The exiled Tibetan spiritual leader, the Dalai Lama, has started a 19-day visit to Canada, despite protests from the Chinese authorities.
The Dalai Lama leads a Tibetan government in-exile based in India
Beijing urged Canada to cancel the trip, describing the Dalai Lama as a political activist who fans separatism.
But the Dalai Lama said he was mainly a spiritual leader, not a politician and that Tibet did not seek independence from China, but greater autonomy.
The Dalai Lama is due to meet Canadian Prime Minister Paul Martin on Friday.
Mr Martin said he respected China's concerns, but he was meeting the Dalai Lama as an important religious figure.
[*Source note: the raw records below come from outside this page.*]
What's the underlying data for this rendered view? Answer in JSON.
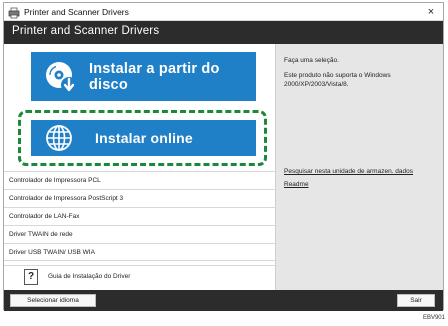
{
  "window": {
    "title": "Printer and Scanner Drivers",
    "close_glyph": "×"
  },
  "header": {
    "title": "Printer and Scanner Drivers"
  },
  "buttons": {
    "install_disk": {
      "label": "Instalar a partir do disco",
      "icon": "disc-install-icon"
    },
    "install_online": {
      "label": "Instalar online",
      "icon": "globe-icon"
    }
  },
  "drivers": [
    "Controlador de Impressora PCL",
    "Controlador de Impressora PostScript 3",
    "Controlador de LAN-Fax",
    "Driver TWAIN de rede",
    "Driver USB TWAIN/ USB WIA"
  ],
  "guide": {
    "label": "Guia de Instalação do Driver",
    "icon_glyph": "?"
  },
  "info": {
    "line1": "Faça uma seleção.",
    "line2": "Este produto não suporta o Windows 2000/XP/2003/Vista/8."
  },
  "links": {
    "search": "Pesquisar nesta unidade de armazen. dados",
    "readme": "Readme"
  },
  "footer": {
    "language_button": "Selecionar idioma",
    "exit_button": "Sair"
  },
  "figure_code": "EBV901",
  "colors": {
    "accent": "#1f7fc7",
    "highlight": "#1a8a3a",
    "header": "#2c2c2c"
  }
}
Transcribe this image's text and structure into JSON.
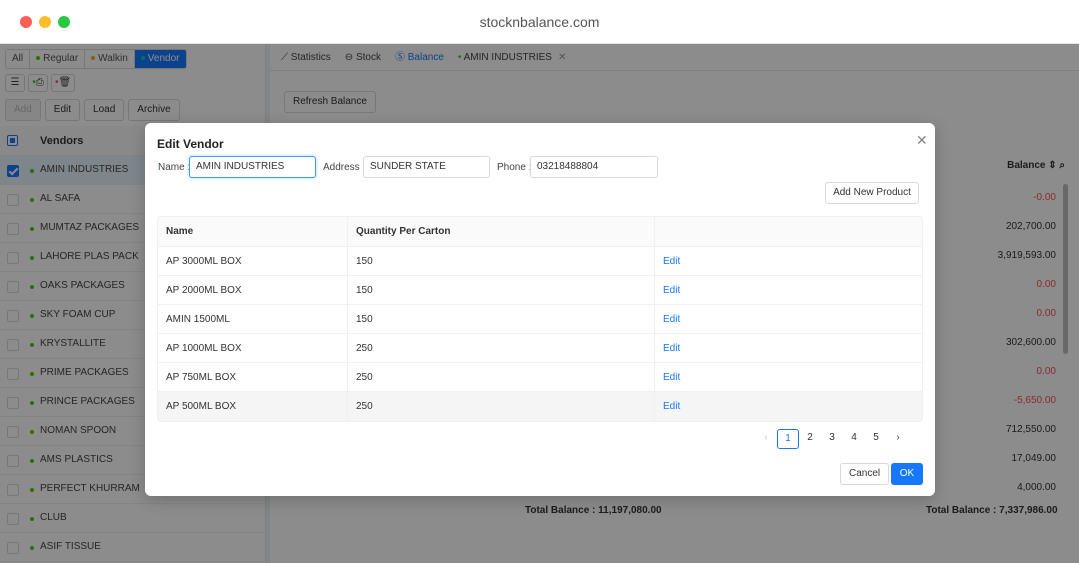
{
  "browser": {
    "url": "stocknbalance.com"
  },
  "left": {
    "filters": [
      {
        "label": "All",
        "dot": ""
      },
      {
        "label": "Regular",
        "dot": "#52c41a"
      },
      {
        "label": "Walkin",
        "dot": "#faad14"
      },
      {
        "label": "Vendor",
        "dot": "#13c2c2"
      }
    ],
    "actions": {
      "add": "Add",
      "edit": "Edit",
      "load": "Load",
      "archive": "Archive"
    },
    "vendors_header": "Vendors",
    "vendors": [
      "AMIN INDUSTRIES",
      "AL SAFA",
      "MUMTAZ PACKAGES",
      "LAHORE PLAS PACK",
      "OAKS PACKAGES",
      "SKY FOAM CUP",
      "KRYSTALLITE",
      "PRIME PACKAGES",
      "PRINCE PACKAGES",
      "NOMAN SPOON",
      "AMS PLASTICS",
      "PERFECT KHURRAM",
      "CLUB",
      "ASIF TISSUE"
    ]
  },
  "right": {
    "tabs": [
      {
        "label": "Statistics",
        "icon": "📈"
      },
      {
        "label": "Stock",
        "icon": "⊖"
      },
      {
        "label": "Balance",
        "icon": "Ⓢ"
      },
      {
        "label": "AMIN INDUSTRIES",
        "icon": "●"
      }
    ],
    "refresh_label": "Refresh Balance",
    "balance_header": "Balance ⇕ ⌕",
    "balances": [
      {
        "v": "-0.00",
        "red": true
      },
      {
        "v": "202,700.00",
        "red": false
      },
      {
        "v": "3,919,593.00",
        "red": false
      },
      {
        "v": "0.00",
        "red": true
      },
      {
        "v": "0.00",
        "red": true
      },
      {
        "v": "302,600.00",
        "red": false
      },
      {
        "v": "0.00",
        "red": true
      },
      {
        "v": "-5,650.00",
        "red": true
      },
      {
        "v": "712,550.00",
        "red": false
      },
      {
        "v": "17,049.00",
        "red": false
      },
      {
        "v": "4,000.00",
        "red": false
      }
    ],
    "total_left": "Total Balance : 11,197,080.00",
    "total_right": "Total Balance : 7,337,986.00"
  },
  "modal": {
    "title": "Edit Vendor",
    "name_label": "Name :",
    "name_value": "AMIN INDUSTRIES",
    "address_label": "Address :",
    "address_value": "SUNDER STATE",
    "phone_label": "Phone :",
    "phone_value": "03218488804",
    "add_product": "Add New Product",
    "columns": [
      "Name",
      "Quantity Per Carton",
      ""
    ],
    "rows": [
      {
        "name": "AP 3000ML BOX",
        "qty": "150",
        "action": "Edit"
      },
      {
        "name": "AP 2000ML BOX",
        "qty": "150",
        "action": "Edit"
      },
      {
        "name": "AMIN 1500ML",
        "qty": "150",
        "action": "Edit"
      },
      {
        "name": "AP 1000ML BOX",
        "qty": "250",
        "action": "Edit"
      },
      {
        "name": "AP 750ML BOX",
        "qty": "250",
        "action": "Edit"
      },
      {
        "name": "AP 500ML BOX",
        "qty": "250",
        "action": "Edit"
      }
    ],
    "pages": [
      "1",
      "2",
      "3",
      "4",
      "5"
    ],
    "cancel": "Cancel",
    "ok": "OK"
  }
}
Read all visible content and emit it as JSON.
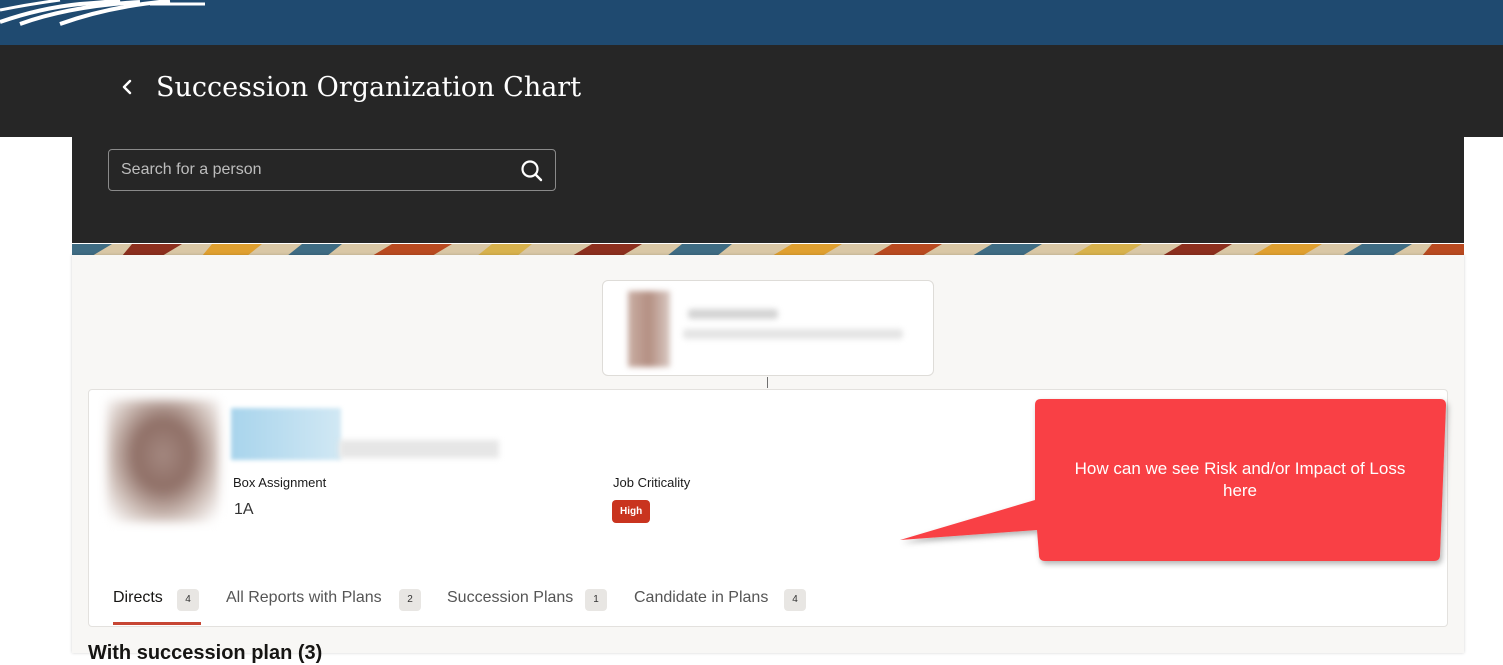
{
  "header": {
    "back_icon": "chevron-left-icon",
    "title": "Succession Organization Chart"
  },
  "search": {
    "placeholder": "Search for a person",
    "value": "",
    "icon": "search-icon"
  },
  "employee": {
    "fields": [
      {
        "label": "Box Assignment",
        "value": "1A"
      },
      {
        "label": "Job Criticality",
        "value": "High"
      }
    ]
  },
  "tabs": [
    {
      "label": "Directs",
      "count": "4",
      "active": true
    },
    {
      "label": "All Reports with Plans",
      "count": "2",
      "active": false
    },
    {
      "label": "Succession Plans",
      "count": "1",
      "active": false
    },
    {
      "label": "Candidate in Plans",
      "count": "4",
      "active": false
    }
  ],
  "section": {
    "heading": "With succession plan (3)"
  },
  "callout": {
    "text": "How can we see Risk and/or Impact of Loss here",
    "color": "#f94144"
  },
  "colors": {
    "topbar": "#1f4a70",
    "header": "#262626",
    "accent": "#c74634",
    "badge_high": "#c9341f"
  }
}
'No interest in politics'
"I consider myself a Buddhist monk rather than political," the Dalai Lama told reporters on his arrival in the western city of Vancouver.
"I have no interest in politics," he said.
During his trip, the Dalai Lama will also take part in a spiritual discussion with South African Archbishop Desmond Tutu, Iranian peace activist Shirin Ebadi and American Rabbi Zalman Schachter-Shalomi.
Beijing's communist troops occupied Tibet in 1951.
The Dalai Lama fled to India in 1959 following an abortive uprising against Chinese rule and heads what he calls a government-in-exile in the mountain town of Dharmsala in India.
He has asked Beijing to resume a dialogue with his government on implementing autonomy for Tibet.